With the tattered look that came along with a countless number of meditative roles, Stanton’s Lucky makes peace with the fact that a life lived in seclusion may seem feasible, but dying alone is one of the most disquieting realities for any human being to endure. Near the end of the film, the viewer encounters the sentient Lucky in the bar one last time and is scorned by the owner, Elaine, (Beth Grant) for smoking inside. Being the stubborn man he is, Lucky stands his ground and delivers a monologue. While his brief stretch of fearing death and self-reflection is behind him at this point in the film, Lucky placates the bar with a sobering moment — a moment that would bring the entire bar to tears, cheers and heart-warmed smiles. Lucky proceeds to deliver his words in an epiphany: “Truth is a thing. It’s the truth of who we are and what we do, and you have to face that and accept it because the truth of the universe is waiting. You, you, you, you, me, this cigarette, everything. Into blackness! The void and nobody’s in charge and you’re left with ungatz! Nothing. That’s all there is.” The rest of the bar goes on to question Lucky with what they are supposed to do with nothing. Lucky pauses, smirks and utters the words, “You smile.”

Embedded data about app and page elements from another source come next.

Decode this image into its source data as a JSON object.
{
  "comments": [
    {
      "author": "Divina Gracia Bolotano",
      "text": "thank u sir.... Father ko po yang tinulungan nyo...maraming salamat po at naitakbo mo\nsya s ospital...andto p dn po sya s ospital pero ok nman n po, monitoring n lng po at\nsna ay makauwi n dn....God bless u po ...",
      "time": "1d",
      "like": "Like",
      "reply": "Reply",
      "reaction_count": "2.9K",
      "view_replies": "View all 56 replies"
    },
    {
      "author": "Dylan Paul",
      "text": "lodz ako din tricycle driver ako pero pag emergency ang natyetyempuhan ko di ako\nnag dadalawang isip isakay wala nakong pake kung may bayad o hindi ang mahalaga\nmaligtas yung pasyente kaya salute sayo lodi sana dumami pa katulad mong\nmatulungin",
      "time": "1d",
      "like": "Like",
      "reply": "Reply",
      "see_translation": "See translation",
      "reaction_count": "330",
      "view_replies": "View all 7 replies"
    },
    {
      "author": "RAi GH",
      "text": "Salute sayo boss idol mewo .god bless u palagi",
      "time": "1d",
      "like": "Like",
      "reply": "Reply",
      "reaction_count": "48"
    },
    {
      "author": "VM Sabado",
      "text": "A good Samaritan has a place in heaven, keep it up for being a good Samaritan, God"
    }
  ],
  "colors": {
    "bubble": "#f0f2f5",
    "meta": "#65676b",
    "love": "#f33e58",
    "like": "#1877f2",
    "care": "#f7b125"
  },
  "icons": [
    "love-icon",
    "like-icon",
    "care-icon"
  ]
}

There is something entirely melancholic about Stanton delivering these lines — it’s as if his whole life culminated into an apex meant for this moment and these exact words… “You smile.” With his superlative career pent up into this affecting performance, the road has reached an end for the illustrious performer, yet we must cherish and embrace the treasure of a talent he was, and what better way of showing appreciation than going out and seeing this wistful portrait of the autumn of life.
As short as this film feels, “Lucky” is a microcosm to the brevity of life — nothing is permanent, and everything eventually will end, as Stanton explains. However, while we are here on this earth, residing in this universe, we should embrace the present and admire Stanton for a deeply felt farewell performance. Thank you, Harry Dean Stanton, may you rest in peace. [A-]